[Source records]
Start of Block
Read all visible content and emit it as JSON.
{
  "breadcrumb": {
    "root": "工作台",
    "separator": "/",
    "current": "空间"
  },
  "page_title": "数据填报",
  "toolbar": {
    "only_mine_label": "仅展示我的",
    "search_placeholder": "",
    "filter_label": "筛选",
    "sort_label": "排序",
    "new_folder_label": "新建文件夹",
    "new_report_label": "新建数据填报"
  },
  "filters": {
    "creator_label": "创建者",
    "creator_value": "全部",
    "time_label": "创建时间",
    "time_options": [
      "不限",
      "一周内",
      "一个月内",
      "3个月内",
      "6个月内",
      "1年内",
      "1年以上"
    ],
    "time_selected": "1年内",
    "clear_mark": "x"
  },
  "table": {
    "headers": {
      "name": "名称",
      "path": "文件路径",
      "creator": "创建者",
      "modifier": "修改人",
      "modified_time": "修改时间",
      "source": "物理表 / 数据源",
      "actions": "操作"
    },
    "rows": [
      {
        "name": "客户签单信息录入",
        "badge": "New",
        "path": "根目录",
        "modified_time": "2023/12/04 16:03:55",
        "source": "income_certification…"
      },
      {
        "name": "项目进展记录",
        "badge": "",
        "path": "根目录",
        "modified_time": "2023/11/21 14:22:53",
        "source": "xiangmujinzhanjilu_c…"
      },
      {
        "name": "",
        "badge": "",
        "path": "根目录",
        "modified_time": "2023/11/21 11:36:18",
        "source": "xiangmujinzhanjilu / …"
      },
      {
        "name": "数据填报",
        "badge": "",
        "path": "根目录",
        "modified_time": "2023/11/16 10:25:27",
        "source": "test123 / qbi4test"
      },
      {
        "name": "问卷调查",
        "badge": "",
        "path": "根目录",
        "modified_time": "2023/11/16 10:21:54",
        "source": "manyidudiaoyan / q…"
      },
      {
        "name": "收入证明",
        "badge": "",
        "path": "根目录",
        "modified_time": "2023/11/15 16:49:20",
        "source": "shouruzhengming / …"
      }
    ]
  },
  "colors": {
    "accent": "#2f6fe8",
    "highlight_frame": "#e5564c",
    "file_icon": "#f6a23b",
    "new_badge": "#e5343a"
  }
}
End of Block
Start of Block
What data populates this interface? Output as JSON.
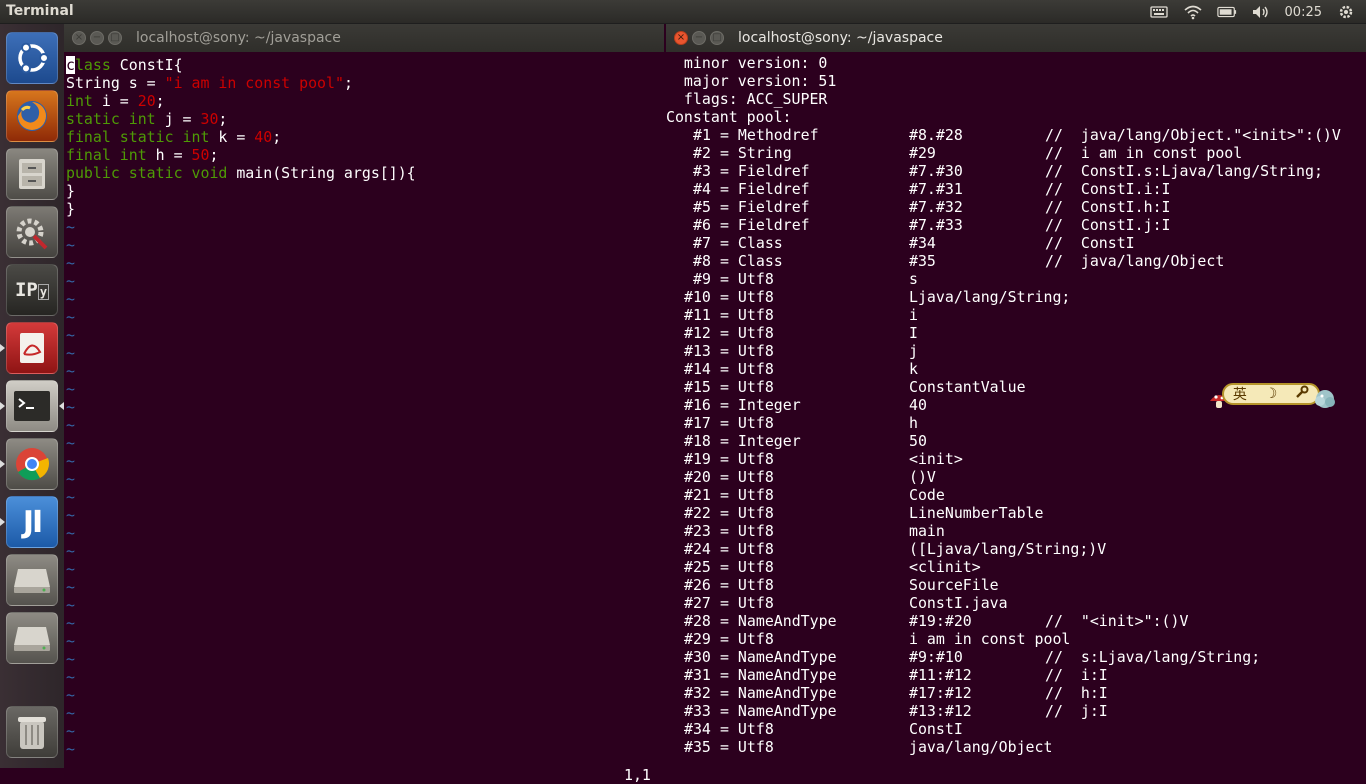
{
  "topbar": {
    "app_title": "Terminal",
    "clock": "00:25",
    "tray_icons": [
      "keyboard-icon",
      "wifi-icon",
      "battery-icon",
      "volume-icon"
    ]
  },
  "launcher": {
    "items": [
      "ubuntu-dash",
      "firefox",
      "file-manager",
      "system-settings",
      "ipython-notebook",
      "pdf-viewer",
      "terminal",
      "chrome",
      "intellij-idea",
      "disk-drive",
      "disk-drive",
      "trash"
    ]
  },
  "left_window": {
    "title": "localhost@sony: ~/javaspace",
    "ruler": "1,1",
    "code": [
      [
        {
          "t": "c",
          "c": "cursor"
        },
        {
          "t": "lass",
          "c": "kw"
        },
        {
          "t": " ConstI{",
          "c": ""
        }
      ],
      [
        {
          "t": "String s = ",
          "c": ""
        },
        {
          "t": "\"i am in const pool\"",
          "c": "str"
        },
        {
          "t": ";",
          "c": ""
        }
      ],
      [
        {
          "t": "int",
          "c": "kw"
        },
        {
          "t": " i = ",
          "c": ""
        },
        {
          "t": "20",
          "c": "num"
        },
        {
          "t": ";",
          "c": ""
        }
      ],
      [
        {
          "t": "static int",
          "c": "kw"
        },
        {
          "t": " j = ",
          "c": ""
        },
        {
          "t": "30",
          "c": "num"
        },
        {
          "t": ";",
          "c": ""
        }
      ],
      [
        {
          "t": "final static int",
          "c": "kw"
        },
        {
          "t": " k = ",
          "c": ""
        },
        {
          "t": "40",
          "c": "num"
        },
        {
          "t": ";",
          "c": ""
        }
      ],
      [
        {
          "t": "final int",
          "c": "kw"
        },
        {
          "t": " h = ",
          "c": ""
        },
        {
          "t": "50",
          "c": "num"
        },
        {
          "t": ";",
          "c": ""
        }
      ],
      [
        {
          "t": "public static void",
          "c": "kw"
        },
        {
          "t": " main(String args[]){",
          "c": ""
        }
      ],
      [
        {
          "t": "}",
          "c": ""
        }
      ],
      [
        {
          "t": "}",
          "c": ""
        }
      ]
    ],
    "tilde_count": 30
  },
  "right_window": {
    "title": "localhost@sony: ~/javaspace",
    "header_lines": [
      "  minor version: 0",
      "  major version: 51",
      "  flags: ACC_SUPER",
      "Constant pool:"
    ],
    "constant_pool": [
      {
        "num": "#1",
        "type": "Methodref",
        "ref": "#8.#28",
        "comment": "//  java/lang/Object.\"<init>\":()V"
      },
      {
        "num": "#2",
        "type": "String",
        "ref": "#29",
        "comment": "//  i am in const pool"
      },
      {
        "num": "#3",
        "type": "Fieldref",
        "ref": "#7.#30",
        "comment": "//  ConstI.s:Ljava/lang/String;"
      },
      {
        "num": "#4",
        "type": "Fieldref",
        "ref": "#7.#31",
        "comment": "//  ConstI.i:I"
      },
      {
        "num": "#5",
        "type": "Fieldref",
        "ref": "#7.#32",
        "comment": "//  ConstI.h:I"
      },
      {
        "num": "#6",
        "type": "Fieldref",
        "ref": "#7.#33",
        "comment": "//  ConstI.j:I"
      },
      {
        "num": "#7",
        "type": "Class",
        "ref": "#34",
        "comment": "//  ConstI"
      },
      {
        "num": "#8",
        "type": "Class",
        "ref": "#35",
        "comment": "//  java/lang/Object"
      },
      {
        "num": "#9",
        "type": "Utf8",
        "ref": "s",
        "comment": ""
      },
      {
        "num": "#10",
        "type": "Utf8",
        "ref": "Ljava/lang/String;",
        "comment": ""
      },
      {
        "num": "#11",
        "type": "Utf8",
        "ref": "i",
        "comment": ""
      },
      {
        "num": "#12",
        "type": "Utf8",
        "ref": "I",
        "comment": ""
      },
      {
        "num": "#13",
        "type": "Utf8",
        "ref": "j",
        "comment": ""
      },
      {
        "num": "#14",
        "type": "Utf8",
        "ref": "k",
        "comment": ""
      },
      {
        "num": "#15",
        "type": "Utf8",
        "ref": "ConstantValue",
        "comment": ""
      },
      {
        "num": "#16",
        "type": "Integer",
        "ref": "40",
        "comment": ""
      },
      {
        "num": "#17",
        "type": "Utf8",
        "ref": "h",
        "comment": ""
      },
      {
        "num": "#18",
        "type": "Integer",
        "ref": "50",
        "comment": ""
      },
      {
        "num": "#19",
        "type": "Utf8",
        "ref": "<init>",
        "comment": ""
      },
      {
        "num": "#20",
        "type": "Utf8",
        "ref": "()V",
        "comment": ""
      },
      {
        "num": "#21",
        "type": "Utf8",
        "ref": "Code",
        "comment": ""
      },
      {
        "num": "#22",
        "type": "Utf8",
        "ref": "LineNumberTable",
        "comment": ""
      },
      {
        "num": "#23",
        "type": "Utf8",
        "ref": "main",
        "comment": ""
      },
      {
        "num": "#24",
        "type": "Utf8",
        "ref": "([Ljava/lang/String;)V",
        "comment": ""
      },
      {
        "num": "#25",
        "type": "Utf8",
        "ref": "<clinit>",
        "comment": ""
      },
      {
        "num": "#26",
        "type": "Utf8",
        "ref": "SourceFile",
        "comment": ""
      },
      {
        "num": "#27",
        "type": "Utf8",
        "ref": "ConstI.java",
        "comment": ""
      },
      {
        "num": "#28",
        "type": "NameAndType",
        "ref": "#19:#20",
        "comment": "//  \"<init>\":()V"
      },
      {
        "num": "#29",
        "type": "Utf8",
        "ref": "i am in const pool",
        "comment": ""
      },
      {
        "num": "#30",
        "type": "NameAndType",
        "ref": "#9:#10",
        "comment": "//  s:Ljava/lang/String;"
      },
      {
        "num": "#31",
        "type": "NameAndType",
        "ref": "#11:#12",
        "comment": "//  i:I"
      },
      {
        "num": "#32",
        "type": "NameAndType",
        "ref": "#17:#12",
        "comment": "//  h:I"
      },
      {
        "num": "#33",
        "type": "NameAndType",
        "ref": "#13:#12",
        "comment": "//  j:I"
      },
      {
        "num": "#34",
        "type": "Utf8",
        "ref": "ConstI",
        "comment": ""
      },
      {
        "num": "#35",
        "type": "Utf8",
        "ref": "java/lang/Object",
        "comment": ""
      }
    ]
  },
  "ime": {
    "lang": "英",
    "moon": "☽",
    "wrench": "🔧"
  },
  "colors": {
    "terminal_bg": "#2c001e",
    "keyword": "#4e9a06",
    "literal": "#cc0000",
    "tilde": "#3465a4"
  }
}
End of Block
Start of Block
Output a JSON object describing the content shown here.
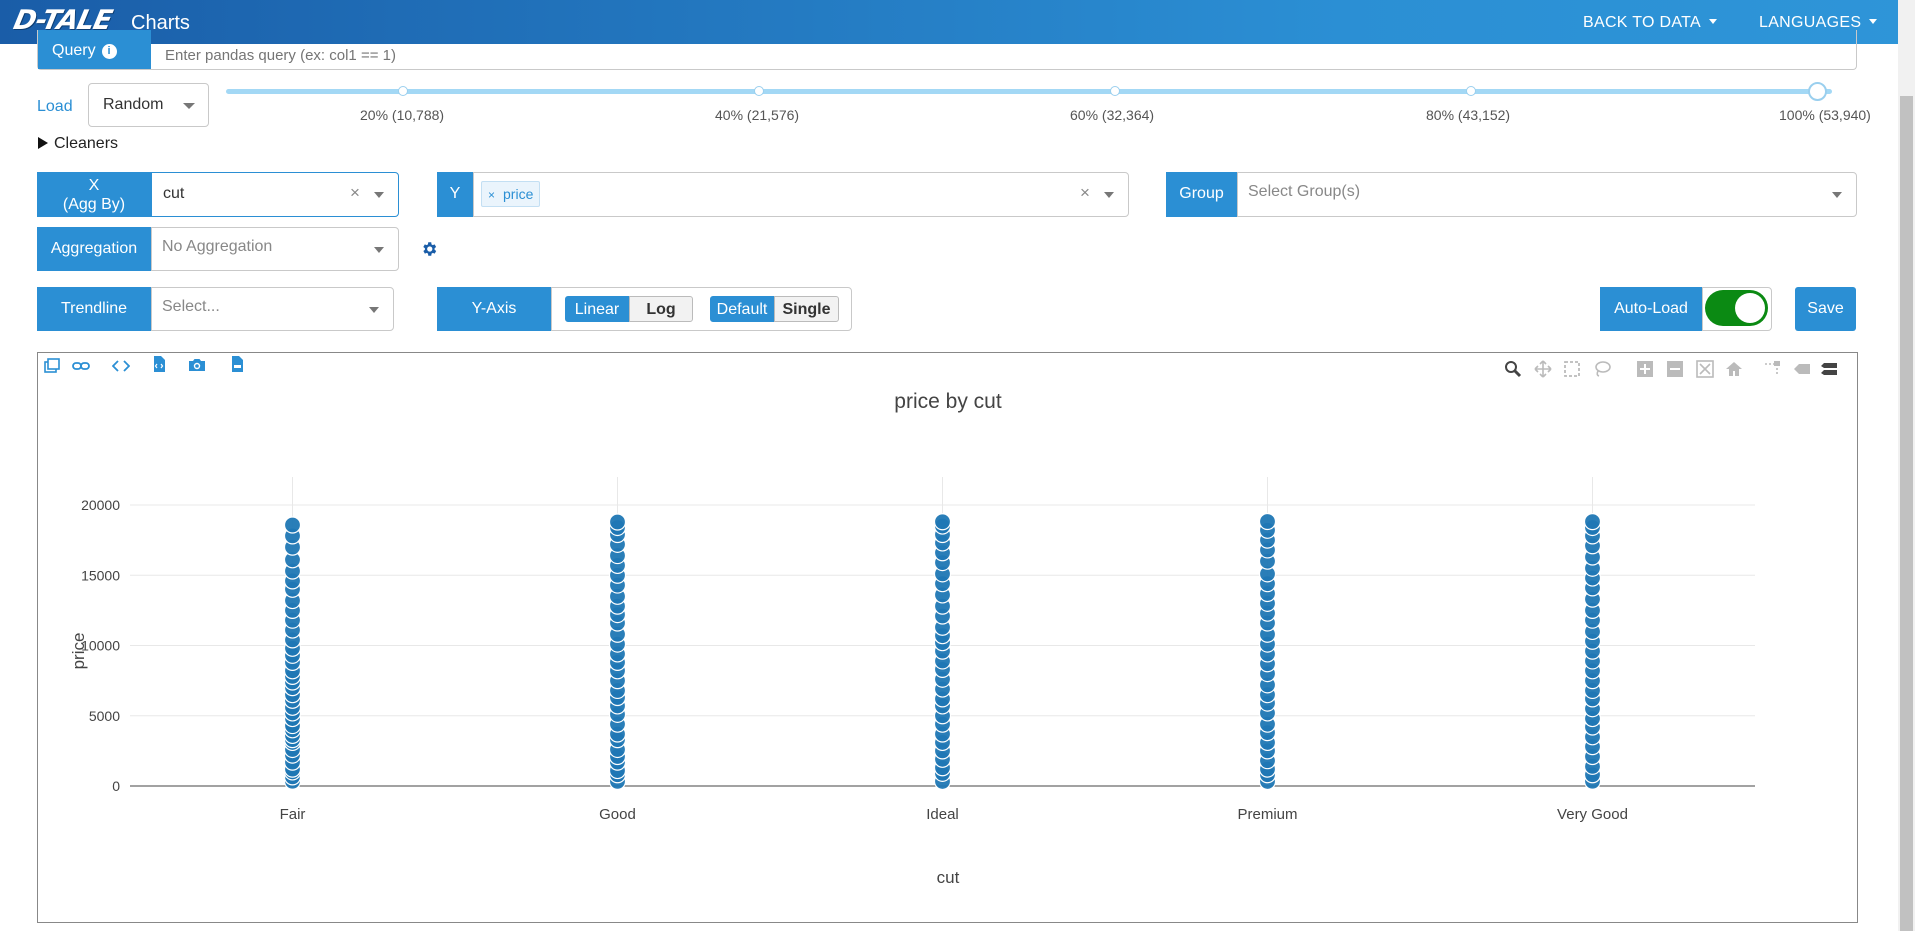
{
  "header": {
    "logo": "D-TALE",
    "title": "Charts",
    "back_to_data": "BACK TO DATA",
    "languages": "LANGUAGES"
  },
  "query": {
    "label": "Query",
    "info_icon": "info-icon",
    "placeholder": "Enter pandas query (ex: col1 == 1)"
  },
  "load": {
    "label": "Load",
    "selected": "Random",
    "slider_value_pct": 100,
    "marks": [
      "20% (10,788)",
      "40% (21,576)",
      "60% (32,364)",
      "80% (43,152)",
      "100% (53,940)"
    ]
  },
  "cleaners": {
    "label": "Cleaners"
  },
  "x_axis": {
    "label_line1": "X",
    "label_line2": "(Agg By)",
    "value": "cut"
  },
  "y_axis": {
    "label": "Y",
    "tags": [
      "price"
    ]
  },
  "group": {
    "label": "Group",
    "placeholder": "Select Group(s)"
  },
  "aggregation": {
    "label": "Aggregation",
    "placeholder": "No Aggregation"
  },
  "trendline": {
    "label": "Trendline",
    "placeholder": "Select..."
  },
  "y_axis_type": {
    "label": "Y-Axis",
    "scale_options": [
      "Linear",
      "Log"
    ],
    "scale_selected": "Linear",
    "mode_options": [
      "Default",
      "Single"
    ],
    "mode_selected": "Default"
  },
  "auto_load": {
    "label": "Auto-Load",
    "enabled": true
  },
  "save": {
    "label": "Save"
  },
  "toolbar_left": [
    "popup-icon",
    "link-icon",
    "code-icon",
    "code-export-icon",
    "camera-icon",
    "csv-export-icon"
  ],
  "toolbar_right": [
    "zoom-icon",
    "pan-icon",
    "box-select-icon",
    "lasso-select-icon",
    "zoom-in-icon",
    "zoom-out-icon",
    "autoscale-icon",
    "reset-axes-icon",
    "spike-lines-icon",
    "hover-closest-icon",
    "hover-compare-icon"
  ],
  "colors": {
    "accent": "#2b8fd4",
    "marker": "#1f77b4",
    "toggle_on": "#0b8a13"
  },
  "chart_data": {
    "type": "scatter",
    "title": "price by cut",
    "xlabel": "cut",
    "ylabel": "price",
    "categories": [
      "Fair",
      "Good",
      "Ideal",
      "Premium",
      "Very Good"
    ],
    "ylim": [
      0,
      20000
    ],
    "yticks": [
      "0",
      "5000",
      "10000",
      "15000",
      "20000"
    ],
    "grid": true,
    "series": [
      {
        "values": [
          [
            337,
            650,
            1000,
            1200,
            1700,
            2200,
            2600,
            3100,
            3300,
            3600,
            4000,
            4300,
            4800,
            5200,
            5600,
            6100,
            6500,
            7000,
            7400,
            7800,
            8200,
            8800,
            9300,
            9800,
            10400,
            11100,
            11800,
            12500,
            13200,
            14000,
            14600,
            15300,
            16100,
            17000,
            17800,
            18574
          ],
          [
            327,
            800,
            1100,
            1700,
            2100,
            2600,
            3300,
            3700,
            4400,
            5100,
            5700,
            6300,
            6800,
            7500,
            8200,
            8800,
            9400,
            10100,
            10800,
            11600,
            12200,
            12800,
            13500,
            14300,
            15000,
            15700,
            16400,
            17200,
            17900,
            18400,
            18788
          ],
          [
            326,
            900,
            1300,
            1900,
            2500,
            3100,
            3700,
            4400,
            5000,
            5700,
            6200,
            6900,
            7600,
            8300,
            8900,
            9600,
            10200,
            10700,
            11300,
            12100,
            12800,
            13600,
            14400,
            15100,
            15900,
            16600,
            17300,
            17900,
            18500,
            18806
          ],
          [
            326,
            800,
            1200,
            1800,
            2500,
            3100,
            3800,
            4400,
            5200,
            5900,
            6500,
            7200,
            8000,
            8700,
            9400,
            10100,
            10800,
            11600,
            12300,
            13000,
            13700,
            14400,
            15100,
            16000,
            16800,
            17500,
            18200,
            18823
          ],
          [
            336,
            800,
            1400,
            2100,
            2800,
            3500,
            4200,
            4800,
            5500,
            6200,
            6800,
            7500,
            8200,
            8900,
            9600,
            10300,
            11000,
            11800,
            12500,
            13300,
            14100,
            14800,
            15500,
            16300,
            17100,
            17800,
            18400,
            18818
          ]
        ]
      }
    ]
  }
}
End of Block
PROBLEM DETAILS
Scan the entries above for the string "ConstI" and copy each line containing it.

WRITTEN ANSWER
          "t": " ConstI{",
        "comment": "//  ConstI.s:Ljava/lang/String;"
        "comment": "//  ConstI.i:I"
        "comment": "//  ConstI.h:I"
        "comment": "//  ConstI.j:I"
        "comment": "//  ConstI"
        "ref": "ConstI.java",
        "ref": "ConstI",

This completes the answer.